She was always willing to play that role even though sometimes it meant subjugating her own personal interests and desires. It took a toll of course. She provided me with a perspective on some of the human aspects of science, administration, and management that I was woefully unaware of. She certainly provided dimensions of perspectives that I desperately needed. She bore a lot of frustration when things didn’t go as quickly as they should have here at IRRI for me as DG. She bore the brunt of a lot of that and, at some point, it also took a toll. She was genuinely interested in making sure that what we did worked.
We raised our children together. She’s, of course, given my travels, had much more of the responsibility of that than I did. I could not even begin being the kind of person I am without her and without what she has done and what she has sacrificed and what she has contributed. It sounds trite and like platitudes, but fundamentally, I would be very different and would have accomplished far less without the difference Crissan has made in me and in my life.
The reason why we’re settling in Oregon after IRRI is we went from Seattle to Corvallis in 1975 to do my master’s work, and we’ve been going back with our kids to Oregon virtually every year since. It’s the only home we have in the U.S. We did live 5 years in Manhattan, Kansas; those were the longest years in my wife’s life.
Being at the helm of IRRI—no other job like it
The IRRI experience is number 1 in my career—without a doubt. The job as IRRI Director General is unlike any other job you can ever possibly want. Science, its value in human terms, the impact you can have positively on the environment—you can transform the way the whole planet will function decades from now, a century from now. What happens at IRRI is relevant.
My God, you can’t ask for anything better or more humbling. If you work for IRRI, and you work hard, do your best, you will never have to worry about whether you’ve wasted your life. Every morning, when you look in the mirror, you won’t regret what is looking back at you. That’s worth a hell of a lot.
Rocking chair in retirement?
I have a rocking chair and will put a little blanket over my knees and just rock in front of the fire. But seriously, I’ll stay active. I like to think that some of my experience will be of use. I will spend some time supporting the objectives of the Asia Rice Foundation USA as its executive director. ARFUSA is a group of former mostly U.S.-based IRRI staff members who have all worked and lived in countries where rice is vital for food and earning a livelihood. I think it will be nice to help support IRRI and that will be one way to do it. I will stay away from IRRI. Matthew and IRRI management don’t need me nosing around and looking over people’s shoulders.

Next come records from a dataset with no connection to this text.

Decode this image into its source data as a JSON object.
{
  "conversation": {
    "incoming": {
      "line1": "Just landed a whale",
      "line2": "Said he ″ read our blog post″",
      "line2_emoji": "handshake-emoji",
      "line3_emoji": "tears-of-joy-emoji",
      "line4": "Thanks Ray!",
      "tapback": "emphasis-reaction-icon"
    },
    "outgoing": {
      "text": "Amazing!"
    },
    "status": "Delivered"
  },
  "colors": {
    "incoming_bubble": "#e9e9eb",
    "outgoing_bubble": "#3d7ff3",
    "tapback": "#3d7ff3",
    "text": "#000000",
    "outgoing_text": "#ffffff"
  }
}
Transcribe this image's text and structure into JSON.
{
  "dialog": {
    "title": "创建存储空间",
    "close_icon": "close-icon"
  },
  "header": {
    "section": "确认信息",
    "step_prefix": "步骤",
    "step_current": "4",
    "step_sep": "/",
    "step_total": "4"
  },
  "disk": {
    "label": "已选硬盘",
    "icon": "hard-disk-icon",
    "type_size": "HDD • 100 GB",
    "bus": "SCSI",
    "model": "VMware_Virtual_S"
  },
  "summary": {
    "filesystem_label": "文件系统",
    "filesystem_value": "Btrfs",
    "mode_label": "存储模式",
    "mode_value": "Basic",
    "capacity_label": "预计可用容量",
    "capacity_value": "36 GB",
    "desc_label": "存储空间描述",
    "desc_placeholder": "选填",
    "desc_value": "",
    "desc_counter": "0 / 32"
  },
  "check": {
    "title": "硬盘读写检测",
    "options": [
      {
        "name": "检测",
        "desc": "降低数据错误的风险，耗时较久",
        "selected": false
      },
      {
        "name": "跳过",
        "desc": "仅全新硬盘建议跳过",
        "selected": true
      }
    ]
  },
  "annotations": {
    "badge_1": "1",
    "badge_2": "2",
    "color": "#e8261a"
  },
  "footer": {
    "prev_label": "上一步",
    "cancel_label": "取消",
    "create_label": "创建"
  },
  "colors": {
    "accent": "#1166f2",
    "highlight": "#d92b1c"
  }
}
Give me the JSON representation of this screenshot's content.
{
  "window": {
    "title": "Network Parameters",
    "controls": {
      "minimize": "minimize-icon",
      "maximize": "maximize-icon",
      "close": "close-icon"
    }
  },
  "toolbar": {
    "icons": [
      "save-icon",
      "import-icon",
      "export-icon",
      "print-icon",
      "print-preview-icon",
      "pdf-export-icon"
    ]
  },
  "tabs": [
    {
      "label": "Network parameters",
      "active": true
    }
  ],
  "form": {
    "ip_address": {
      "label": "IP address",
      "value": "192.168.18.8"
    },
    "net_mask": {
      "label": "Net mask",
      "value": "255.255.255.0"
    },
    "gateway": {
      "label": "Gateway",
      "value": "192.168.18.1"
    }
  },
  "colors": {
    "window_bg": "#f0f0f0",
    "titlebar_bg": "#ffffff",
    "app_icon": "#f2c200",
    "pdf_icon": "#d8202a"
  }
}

I would like to have the opportunity to bring some of my experience to smaller companies in the private sector if they’re interested in developing countries; perhaps bring some insights there. I would like to be professionally engaged about half the time. I’ve got a grandchild and will have several more, I’m sure, in the coming years. Then I’ll spend some time with them and be the doting archetype grandparent who spoils the grandchildren and generally makes life more difficult.